**TASK REQUIREMENTS**.
Go through the data and copy each line where the string "Cream" appears.

***** MATERIALS PROVIDED

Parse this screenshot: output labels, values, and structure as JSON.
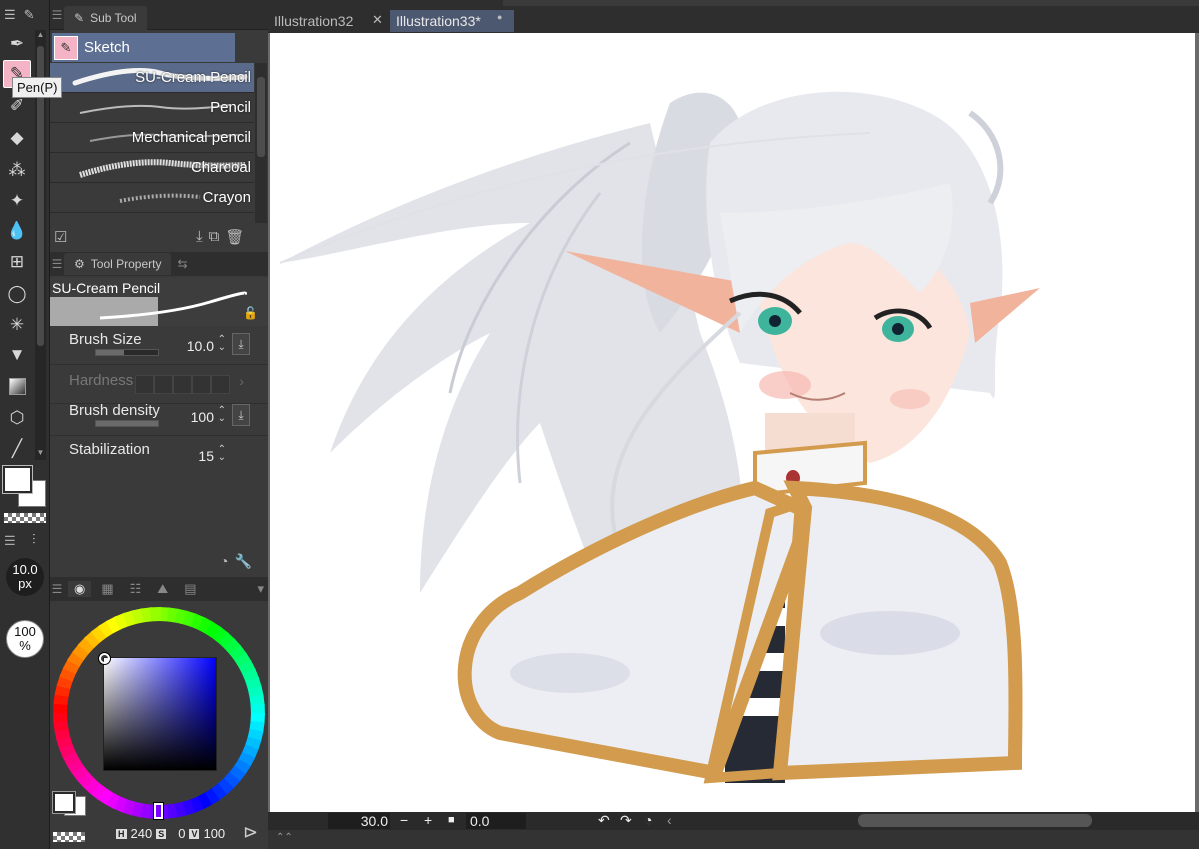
{
  "toolbar": {
    "tooltip": "Pen(P)",
    "tools": [
      "pen-nib-icon",
      "pen-icon",
      "marker-icon",
      "eraser-icon",
      "airbrush-icon",
      "decoration-sparkle-icon",
      "blend-droplets-icon",
      "operation-grid-icon",
      "lasso-icon",
      "magic-wand-icon",
      "fill-bucket-icon",
      "gradient-icon",
      "3d-figure-icon",
      "line-icon"
    ],
    "brush_size_readout": {
      "value": "10.0",
      "unit": "px"
    },
    "opacity_readout": {
      "value": "100",
      "unit": "%"
    }
  },
  "sub_tool": {
    "tab_label": "Sub Tool",
    "group_label": "Sketch",
    "brushes": [
      {
        "name": "SU-Cream Pencil",
        "selected": true
      },
      {
        "name": "Pencil",
        "selected": false
      },
      {
        "name": "Mechanical pencil",
        "selected": false
      },
      {
        "name": "Charcoal",
        "selected": false
      },
      {
        "name": "Crayon",
        "selected": false
      }
    ]
  },
  "tool_property": {
    "tab_label": "Tool Property",
    "preview_name": "SU-Cream Pencil",
    "brush_size": {
      "label": "Brush Size",
      "value": "10.0",
      "fill": 0.45
    },
    "hardness": {
      "label": "Hardness"
    },
    "brush_density": {
      "label": "Brush density",
      "value": "100",
      "fill": 1.0
    },
    "stabilization": {
      "label": "Stabilization",
      "value": "15"
    }
  },
  "color": {
    "main_color": "#ffffff",
    "sub_color": "#ffffff",
    "hue_readout": {
      "h_tag": "H",
      "h": "240",
      "s_tag": "S",
      "s": "0",
      "v_tag": "V",
      "v": "100"
    }
  },
  "documents": {
    "tabs": [
      {
        "title": "Illustration32",
        "active": false
      },
      {
        "title": "Illustration33*",
        "active": true
      }
    ]
  },
  "statusbar": {
    "zoom": "30.0",
    "rotation": "0.0"
  },
  "colors": {
    "accent_blue": "#5d6f92",
    "pen_pink": "#f5b4c6",
    "gold_trim": "#d29b4d"
  }
}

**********

**REPLY TO THE EXERCISE**.
        "name": "SU-Cream Pencil",
    "preview_name": "SU-Cream Pencil",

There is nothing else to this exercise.